According to a patent, a new ‘instant play' mechanic could be on the way soon.
For many people, the Valve-owned Steam is the go-to source for PC games. Its encyclopedic library and constant influx of new titles make it a fantastic store for those looking for video game diversions. Steam also has a plethora of excellent free-to-play games that you can enjoy without spending a dime. steam news
Valve Steam is currently the most popular PC gaming platform and may expand its core console support (from all sources) in the future. The newly registered patent describes a mechanism called "Instant Play", which suggests that you may play the game faster in the near future. Players would be able to start their newly purchased game before it finished downloading from the client.
According to the patent document, the mechanic allows for “track read operations,” as discovered by Steam DB creator Pavel Djundik. This would allow game data to be read and accessed before the game is completed downloading on a PC. steam news
Other features include “local preloading of game data to reduce latency when playing games” and “freeing up space by discarding unused data blocks.” Prefetching is a method of speeding uploading by running a process that is expected to be needed soon, thereby speeding up the game on Steam. Both of these secondary features could be extremely useful for gamers, making for a far more enjoyable gameplay experience.
We’ve seen this before, but there could be a twist this time.
The concept of pre-downloaded games has already begun on consoles, the PlayStation 4 and Xbox One promoted the concept, and the PS5 and Xbox Series X continue this tradition. Normally, there is the caveat that the game will only be partially playable until the download is finished. However, the patent includes an intriguing phrase: "without limitation."

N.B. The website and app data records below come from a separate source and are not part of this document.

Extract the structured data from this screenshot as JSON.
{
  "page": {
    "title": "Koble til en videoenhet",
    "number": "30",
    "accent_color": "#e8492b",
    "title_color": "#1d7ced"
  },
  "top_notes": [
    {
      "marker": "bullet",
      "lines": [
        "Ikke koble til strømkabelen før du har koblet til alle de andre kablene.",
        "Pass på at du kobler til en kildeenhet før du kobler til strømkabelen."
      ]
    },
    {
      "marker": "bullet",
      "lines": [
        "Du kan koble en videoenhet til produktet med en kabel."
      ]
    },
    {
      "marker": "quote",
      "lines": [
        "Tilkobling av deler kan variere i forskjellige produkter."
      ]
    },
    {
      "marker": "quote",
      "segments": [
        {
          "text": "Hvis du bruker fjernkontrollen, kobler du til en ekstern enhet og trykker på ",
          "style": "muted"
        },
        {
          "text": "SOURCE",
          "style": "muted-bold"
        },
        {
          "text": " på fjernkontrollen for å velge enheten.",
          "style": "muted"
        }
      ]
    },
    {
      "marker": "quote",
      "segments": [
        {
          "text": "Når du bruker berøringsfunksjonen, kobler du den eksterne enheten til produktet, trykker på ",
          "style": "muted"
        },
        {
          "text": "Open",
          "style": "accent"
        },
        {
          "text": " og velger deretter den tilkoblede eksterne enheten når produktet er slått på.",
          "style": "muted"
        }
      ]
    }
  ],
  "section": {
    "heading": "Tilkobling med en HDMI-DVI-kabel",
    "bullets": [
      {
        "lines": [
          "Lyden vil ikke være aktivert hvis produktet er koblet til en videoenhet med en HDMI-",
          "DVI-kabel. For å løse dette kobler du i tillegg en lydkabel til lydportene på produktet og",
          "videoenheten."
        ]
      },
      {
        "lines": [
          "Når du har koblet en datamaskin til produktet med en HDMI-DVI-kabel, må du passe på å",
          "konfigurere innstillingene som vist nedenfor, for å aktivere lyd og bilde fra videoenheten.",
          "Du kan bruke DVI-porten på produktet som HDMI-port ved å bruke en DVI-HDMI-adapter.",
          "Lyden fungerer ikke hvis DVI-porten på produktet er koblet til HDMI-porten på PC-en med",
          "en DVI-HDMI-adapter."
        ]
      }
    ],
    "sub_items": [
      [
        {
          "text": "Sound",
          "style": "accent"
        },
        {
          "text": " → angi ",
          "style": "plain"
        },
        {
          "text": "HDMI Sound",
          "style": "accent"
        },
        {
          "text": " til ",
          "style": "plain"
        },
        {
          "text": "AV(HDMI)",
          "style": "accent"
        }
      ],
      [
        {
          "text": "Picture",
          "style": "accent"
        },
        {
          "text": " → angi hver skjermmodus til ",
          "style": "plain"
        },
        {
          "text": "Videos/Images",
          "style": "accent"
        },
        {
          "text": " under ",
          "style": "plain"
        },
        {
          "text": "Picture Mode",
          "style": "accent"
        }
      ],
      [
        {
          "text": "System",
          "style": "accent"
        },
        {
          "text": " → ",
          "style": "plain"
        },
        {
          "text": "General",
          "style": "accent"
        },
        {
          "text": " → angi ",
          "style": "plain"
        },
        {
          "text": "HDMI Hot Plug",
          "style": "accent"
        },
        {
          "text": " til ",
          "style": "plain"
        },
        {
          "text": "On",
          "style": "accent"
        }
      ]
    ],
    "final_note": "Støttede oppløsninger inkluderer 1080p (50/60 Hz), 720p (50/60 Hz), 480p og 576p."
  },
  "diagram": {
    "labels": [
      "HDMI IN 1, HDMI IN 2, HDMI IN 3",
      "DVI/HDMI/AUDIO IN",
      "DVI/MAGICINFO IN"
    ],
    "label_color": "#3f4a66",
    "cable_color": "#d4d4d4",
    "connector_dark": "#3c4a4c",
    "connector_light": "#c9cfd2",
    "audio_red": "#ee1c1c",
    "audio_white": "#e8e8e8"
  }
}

Although not explicitly stated in the patent, this may mean that "instant play" will allow the game to be fully playable before it is completely downloaded. However, this is all speculative, as Valve's announcement of its plans was not, shall we say, instantaneous.